Penn Station Replacement Opening Friday
The long awaited new Penn Station in New York City is set to open on New Year’s Day, and Governor Andrew Cuomo says it’s a sign of hope in a dark and “traumatic” time.
The first Penn Station was opened in 1910, and was considered an architectural masterpiece, but it was torn down in 1963, in what most now believe was a terrible mistake.
For the next half of a century, its replacement, one of the main gateways to the city and the busiest in the nation, was underground, dingy and overcrowded.
Moynihan station, named after the late U.S. Senator from New York, Daniel Patrick Moynihan, repurposes the abandoned post office across the street from the present Penn Station. Its soaring glass ceiling was originally designed to help postal workers sort mail.
Governor Andrew Cuomo, at the ribbon cutting ceremony, says the new station could be a metaphor for rebirth after the deadly pandemic that has ravaged New York.
“As dark as 2020 was, to me, this hall brings the light,” Cuomo said. “Literally and figuratively, it brings the light.”

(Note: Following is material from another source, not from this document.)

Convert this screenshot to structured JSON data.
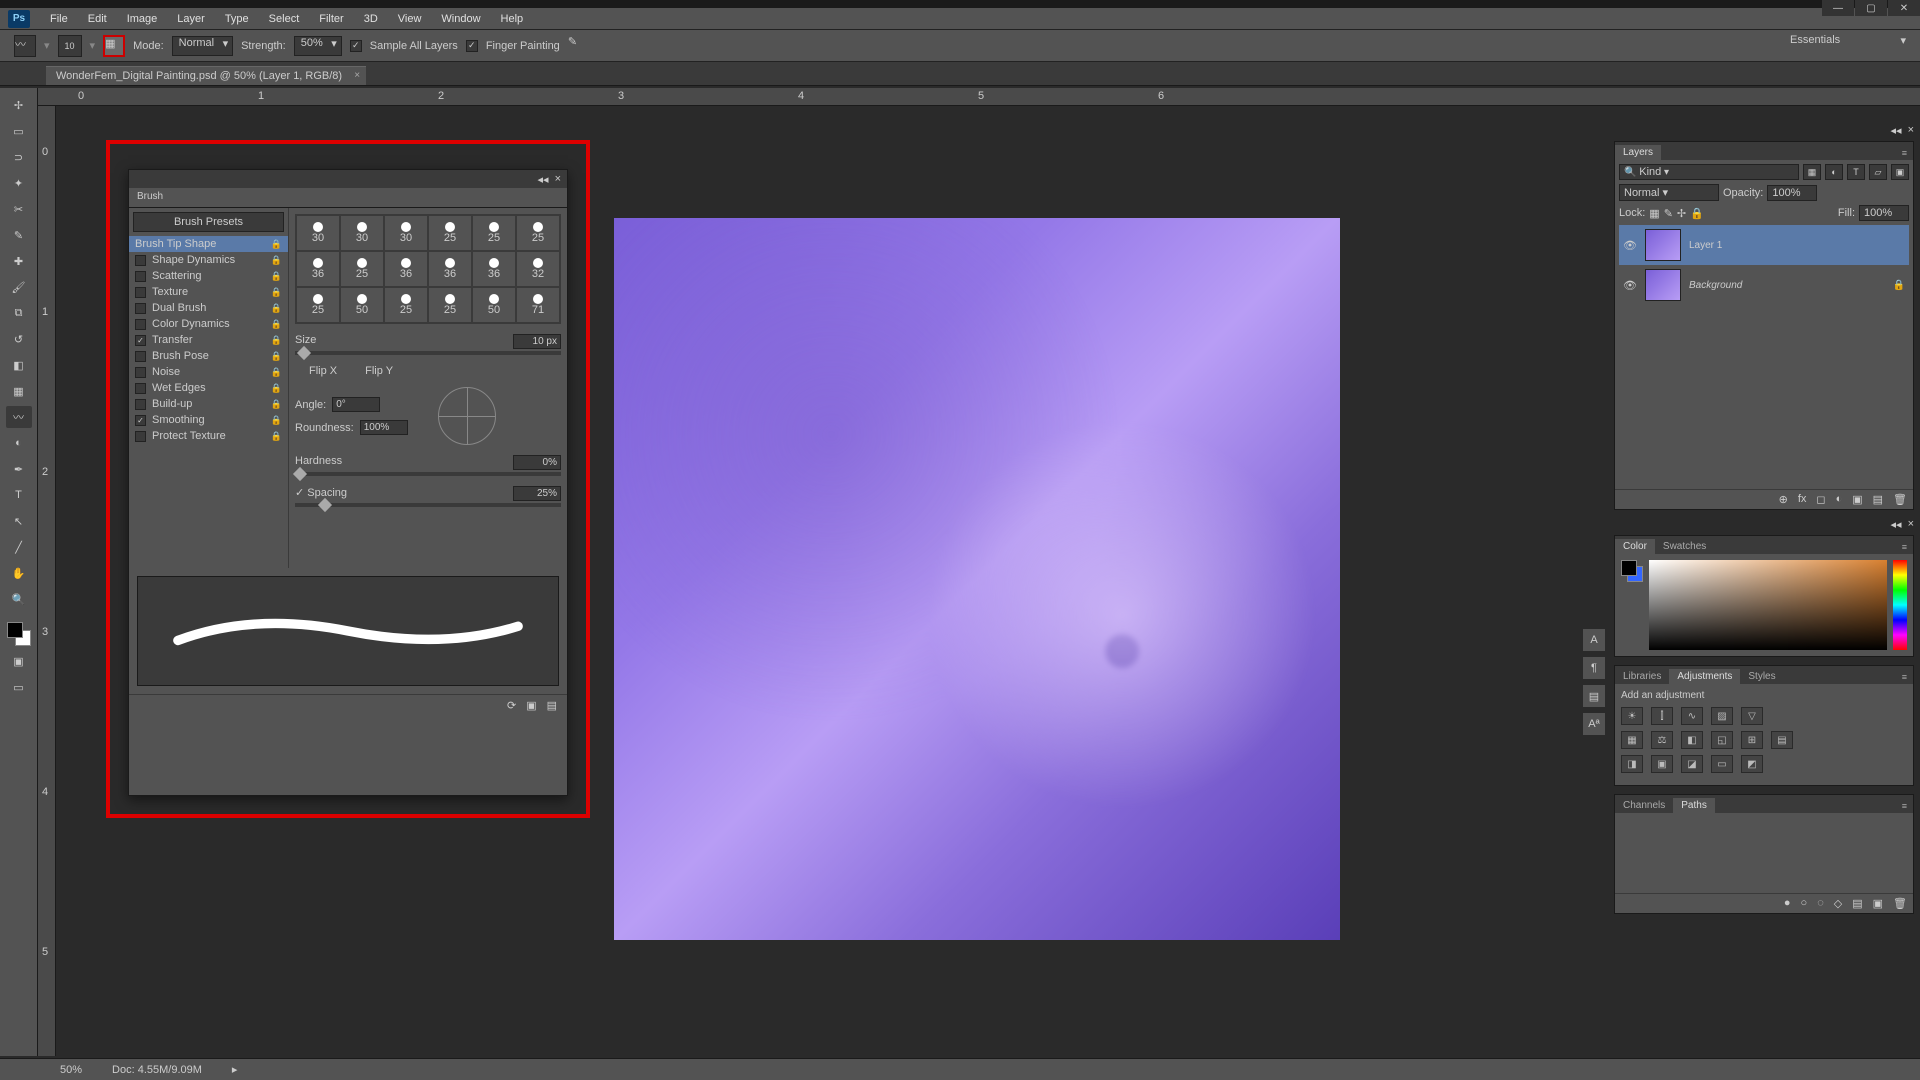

It’s hoped that the new station will encourage commuters and visitors to ride the trains when it’s safe to do so again. Mass transit ridership has plummeted during the pandemic.